> [Exercise details]:
Could you restate the data word for word and drop the pictures?

> [Record set]:
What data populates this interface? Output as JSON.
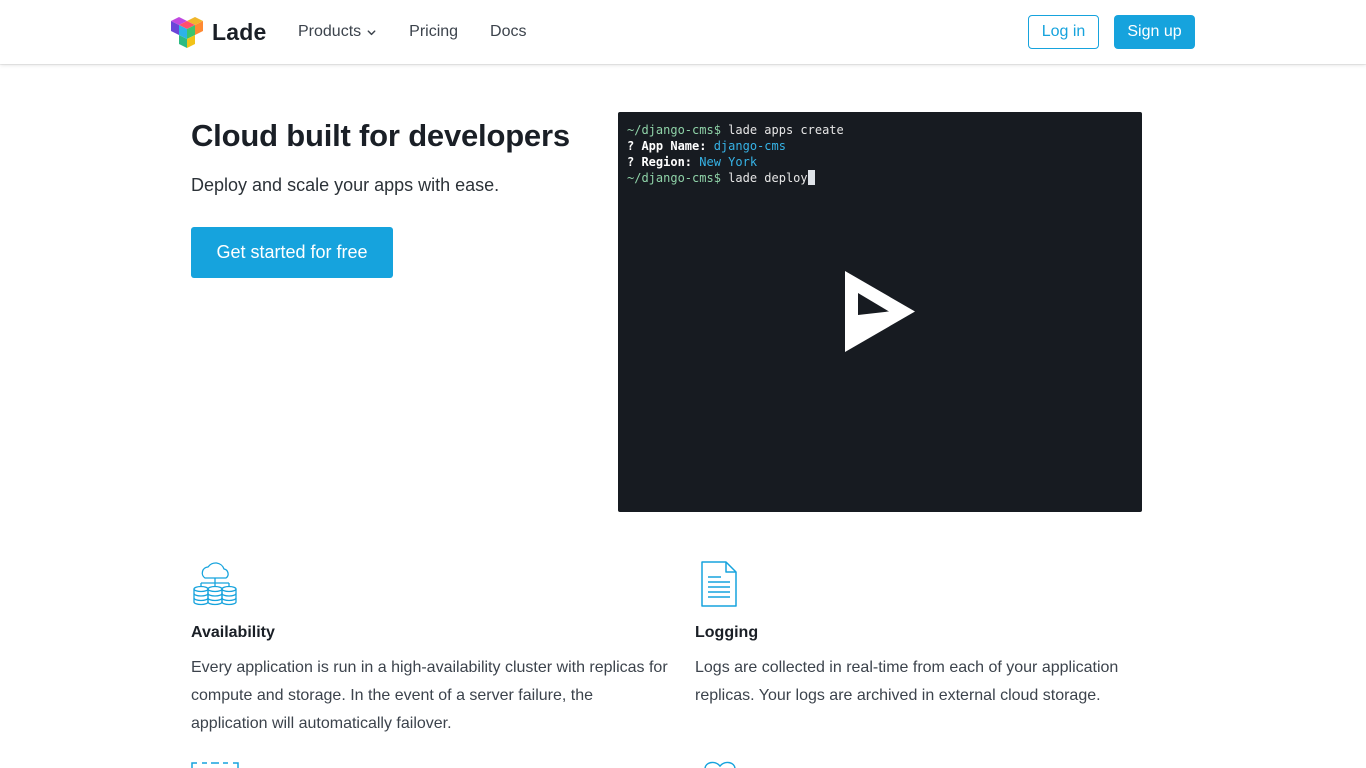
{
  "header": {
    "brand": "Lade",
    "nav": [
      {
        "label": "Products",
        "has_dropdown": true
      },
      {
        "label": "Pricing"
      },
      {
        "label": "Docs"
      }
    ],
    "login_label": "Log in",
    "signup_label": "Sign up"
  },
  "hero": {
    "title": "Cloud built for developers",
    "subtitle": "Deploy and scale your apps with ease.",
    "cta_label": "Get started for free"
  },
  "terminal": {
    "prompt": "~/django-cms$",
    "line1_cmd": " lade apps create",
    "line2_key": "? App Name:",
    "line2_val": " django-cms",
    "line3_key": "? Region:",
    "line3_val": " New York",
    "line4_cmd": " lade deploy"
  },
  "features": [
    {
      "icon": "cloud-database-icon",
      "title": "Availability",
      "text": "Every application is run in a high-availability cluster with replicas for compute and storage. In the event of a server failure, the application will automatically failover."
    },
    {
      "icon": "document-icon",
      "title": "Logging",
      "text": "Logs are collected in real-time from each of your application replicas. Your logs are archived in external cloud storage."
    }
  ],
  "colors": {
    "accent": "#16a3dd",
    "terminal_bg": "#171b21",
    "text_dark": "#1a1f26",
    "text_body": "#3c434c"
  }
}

> [Response to the task]:
What data populates this interface? Output as JSON.
{
  "header": {
    "brand": "Lade",
    "nav": [
      {
        "label": "Products",
        "has_dropdown": true
      },
      {
        "label": "Pricing"
      },
      {
        "label": "Docs"
      }
    ],
    "login_label": "Log in",
    "signup_label": "Sign up"
  },
  "hero": {
    "title": "Cloud built for developers",
    "subtitle": "Deploy and scale your apps with ease.",
    "cta_label": "Get started for free"
  },
  "terminal": {
    "prompt": "~/django-cms$",
    "line1_cmd": " lade apps create",
    "line2_key": "? App Name:",
    "line2_val": " django-cms",
    "line3_key": "? Region:",
    "line3_val": " New York",
    "line4_cmd": " lade deploy"
  },
  "features": [
    {
      "icon": "cloud-database-icon",
      "title": "Availability",
      "text": "Every application is run in a high-availability cluster with replicas for compute and storage. In the event of a server failure, the application will automatically failover."
    },
    {
      "icon": "document-icon",
      "title": "Logging",
      "text": "Logs are collected in real-time from each of your application replicas. Your logs are archived in external cloud storage."
    }
  ],
  "colors": {
    "accent": "#16a3dd",
    "terminal_bg": "#171b21",
    "text_dark": "#1a1f26",
    "text_body": "#3c434c"
  }
}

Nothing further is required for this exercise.